### Problem
Every line that contains the word "text" should be copied from the records below.

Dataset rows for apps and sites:
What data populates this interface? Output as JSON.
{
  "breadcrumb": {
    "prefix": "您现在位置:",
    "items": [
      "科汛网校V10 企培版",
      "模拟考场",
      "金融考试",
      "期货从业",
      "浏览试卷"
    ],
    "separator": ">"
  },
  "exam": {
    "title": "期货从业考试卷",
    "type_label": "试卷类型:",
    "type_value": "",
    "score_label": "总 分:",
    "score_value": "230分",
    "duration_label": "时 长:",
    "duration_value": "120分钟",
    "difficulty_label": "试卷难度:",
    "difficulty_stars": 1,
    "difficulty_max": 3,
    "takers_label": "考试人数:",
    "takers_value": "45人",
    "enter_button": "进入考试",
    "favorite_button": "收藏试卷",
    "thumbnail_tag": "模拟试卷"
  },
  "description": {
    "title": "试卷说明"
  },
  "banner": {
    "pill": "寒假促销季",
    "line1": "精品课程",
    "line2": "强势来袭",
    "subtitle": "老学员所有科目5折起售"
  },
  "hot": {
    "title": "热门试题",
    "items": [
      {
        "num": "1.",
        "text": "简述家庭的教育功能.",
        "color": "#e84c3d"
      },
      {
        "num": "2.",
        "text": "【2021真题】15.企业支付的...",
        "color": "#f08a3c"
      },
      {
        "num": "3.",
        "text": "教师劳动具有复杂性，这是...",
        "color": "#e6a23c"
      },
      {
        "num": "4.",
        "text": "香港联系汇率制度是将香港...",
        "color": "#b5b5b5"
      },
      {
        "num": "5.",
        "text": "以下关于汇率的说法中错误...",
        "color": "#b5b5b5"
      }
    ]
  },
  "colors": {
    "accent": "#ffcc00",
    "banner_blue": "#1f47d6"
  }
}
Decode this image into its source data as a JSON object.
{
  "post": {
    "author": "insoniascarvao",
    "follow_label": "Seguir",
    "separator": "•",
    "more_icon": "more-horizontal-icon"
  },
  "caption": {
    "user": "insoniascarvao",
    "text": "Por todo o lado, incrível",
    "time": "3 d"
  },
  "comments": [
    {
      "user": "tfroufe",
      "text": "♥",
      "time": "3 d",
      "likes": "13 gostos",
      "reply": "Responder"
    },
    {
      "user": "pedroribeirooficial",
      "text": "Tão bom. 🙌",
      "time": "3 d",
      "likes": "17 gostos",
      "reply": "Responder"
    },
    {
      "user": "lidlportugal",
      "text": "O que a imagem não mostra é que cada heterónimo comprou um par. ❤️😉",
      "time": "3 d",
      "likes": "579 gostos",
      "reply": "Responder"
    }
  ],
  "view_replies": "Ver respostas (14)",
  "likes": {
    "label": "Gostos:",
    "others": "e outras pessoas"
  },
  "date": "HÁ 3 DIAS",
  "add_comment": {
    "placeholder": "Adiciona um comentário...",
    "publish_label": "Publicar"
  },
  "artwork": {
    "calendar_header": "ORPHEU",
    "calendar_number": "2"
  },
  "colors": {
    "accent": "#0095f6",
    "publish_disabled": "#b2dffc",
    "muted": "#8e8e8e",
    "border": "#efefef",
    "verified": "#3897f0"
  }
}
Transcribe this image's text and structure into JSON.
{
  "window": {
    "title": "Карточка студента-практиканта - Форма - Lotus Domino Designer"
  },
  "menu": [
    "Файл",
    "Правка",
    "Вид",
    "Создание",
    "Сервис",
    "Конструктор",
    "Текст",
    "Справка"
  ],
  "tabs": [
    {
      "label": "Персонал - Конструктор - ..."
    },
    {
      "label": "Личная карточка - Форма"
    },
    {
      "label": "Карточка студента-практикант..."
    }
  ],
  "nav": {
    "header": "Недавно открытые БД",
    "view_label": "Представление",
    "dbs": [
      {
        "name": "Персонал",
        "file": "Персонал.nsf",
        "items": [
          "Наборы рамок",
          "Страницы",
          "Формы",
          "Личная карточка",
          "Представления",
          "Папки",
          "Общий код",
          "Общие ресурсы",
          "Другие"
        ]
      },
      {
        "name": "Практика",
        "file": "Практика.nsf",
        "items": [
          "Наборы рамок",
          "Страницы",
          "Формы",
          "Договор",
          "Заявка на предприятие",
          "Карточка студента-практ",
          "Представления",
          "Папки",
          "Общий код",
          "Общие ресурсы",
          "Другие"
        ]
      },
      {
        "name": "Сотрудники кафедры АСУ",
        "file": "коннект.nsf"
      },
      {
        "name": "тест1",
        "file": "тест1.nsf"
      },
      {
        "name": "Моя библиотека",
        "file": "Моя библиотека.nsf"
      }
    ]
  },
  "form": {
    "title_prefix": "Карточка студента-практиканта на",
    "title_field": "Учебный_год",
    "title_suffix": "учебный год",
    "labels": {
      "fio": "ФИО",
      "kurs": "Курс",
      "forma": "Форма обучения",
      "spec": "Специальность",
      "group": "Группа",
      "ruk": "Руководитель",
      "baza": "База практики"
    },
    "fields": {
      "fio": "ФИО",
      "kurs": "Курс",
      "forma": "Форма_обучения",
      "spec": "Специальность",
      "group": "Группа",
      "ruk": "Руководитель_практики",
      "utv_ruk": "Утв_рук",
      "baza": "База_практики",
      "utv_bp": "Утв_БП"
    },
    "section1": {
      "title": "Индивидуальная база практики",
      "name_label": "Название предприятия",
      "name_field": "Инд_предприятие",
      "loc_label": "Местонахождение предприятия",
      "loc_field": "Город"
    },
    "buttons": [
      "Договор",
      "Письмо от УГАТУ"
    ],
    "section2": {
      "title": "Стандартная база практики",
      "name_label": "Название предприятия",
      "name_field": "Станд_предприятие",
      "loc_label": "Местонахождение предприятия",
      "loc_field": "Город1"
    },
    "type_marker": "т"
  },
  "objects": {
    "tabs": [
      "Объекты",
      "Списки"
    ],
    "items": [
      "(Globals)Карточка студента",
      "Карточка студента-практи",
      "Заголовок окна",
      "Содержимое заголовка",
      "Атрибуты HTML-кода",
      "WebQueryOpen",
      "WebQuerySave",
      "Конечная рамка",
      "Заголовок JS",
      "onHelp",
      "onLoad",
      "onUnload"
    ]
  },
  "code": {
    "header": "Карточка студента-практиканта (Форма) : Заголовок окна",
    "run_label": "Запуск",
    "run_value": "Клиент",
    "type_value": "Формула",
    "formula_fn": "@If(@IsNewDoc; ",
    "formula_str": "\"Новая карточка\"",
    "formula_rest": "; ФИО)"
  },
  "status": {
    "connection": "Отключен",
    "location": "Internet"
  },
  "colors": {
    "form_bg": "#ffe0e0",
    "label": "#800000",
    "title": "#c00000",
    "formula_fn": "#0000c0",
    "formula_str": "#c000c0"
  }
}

### Your solution
        "text": "简述家庭的教育功能.",
        "text": "【2021真题】15.企业支付的...",
        "text": "教师劳动具有复杂性，这是...",
        "text": "香港联系汇率制度是将香港...",
        "text": "以下关于汇率的说法中错误...",
    "text": "Por todo o lado, incrível",
      "text": "♥",
      "text": "Tão bom. 🙌",
      "text": "O que a imagem não mostra é que cada heterónimo comprou um par. ❤️😉",
Transcribe this image's text and structure into JSON.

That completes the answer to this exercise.